• Work instruction
Could you repeat all of the entries below, character for character?

• Stored data
⁂

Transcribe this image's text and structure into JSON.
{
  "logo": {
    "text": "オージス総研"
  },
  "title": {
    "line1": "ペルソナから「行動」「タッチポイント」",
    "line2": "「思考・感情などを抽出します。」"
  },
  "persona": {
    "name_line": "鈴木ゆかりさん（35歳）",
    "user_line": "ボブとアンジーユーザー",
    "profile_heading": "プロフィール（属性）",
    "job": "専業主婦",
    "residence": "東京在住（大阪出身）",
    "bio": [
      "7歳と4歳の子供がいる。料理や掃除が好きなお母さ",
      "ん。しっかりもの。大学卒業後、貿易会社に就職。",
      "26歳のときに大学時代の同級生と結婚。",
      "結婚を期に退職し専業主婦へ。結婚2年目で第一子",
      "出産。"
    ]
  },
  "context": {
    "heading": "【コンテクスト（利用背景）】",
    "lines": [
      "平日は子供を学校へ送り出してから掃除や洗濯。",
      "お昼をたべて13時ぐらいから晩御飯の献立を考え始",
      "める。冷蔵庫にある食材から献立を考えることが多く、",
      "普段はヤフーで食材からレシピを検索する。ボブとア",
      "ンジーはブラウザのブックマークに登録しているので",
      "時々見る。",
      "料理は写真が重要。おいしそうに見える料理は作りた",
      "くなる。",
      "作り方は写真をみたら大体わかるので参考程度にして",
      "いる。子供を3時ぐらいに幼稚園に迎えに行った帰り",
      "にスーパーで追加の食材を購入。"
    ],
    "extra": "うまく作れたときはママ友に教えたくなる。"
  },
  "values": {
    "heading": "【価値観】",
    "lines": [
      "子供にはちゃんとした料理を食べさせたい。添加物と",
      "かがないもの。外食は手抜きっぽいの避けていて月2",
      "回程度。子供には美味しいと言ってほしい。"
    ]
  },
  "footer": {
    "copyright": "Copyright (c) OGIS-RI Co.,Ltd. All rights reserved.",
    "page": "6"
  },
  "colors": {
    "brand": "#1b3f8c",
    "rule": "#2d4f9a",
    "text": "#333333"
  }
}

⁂

• Exercise result
Transcribe this image's text and structure into JSON.
{
  "logo": {
    "text": "オージス総研"
  },
  "title": {
    "line1": "ペルソナから「行動」「タッチポイント」",
    "line2": "「思考・感情などを抽出します。」"
  },
  "persona": {
    "name_line": "鈴木ゆかりさん（35歳）",
    "user_line": "ボブとアンジーユーザー",
    "profile_heading": "プロフィール（属性）",
    "job": "専業主婦",
    "residence": "東京在住（大阪出身）",
    "bio": [
      "7歳と4歳の子供がいる。料理や掃除が好きなお母さ",
      "ん。しっかりもの。大学卒業後、貿易会社に就職。",
      "26歳のときに大学時代の同級生と結婚。",
      "結婚を期に退職し専業主婦へ。結婚2年目で第一子",
      "出産。"
    ]
  },
  "context": {
    "heading": "【コンテクスト（利用背景）】",
    "lines": [
      "平日は子供を学校へ送り出してから掃除や洗濯。",
      "お昼をたべて13時ぐらいから晩御飯の献立を考え始",
      "める。冷蔵庫にある食材から献立を考えることが多く、",
      "普段はヤフーで食材からレシピを検索する。ボブとア",
      "ンジーはブラウザのブックマークに登録しているので",
      "時々見る。",
      "料理は写真が重要。おいしそうに見える料理は作りた",
      "くなる。",
      "作り方は写真をみたら大体わかるので参考程度にして",
      "いる。子供を3時ぐらいに幼稚園に迎えに行った帰り",
      "にスーパーで追加の食材を購入。"
    ],
    "extra": "うまく作れたときはママ友に教えたくなる。"
  },
  "values": {
    "heading": "【価値観】",
    "lines": [
      "子供にはちゃんとした料理を食べさせたい。添加物と",
      "かがないもの。外食は手抜きっぽいの避けていて月2",
      "回程度。子供には美味しいと言ってほしい。"
    ]
  },
  "footer": {
    "copyright": "Copyright (c) OGIS-RI Co.,Ltd. All rights reserved.",
    "page": "6"
  },
  "colors": {
    "brand": "#1b3f8c",
    "rule": "#2d4f9a",
    "text": "#333333"
  }
}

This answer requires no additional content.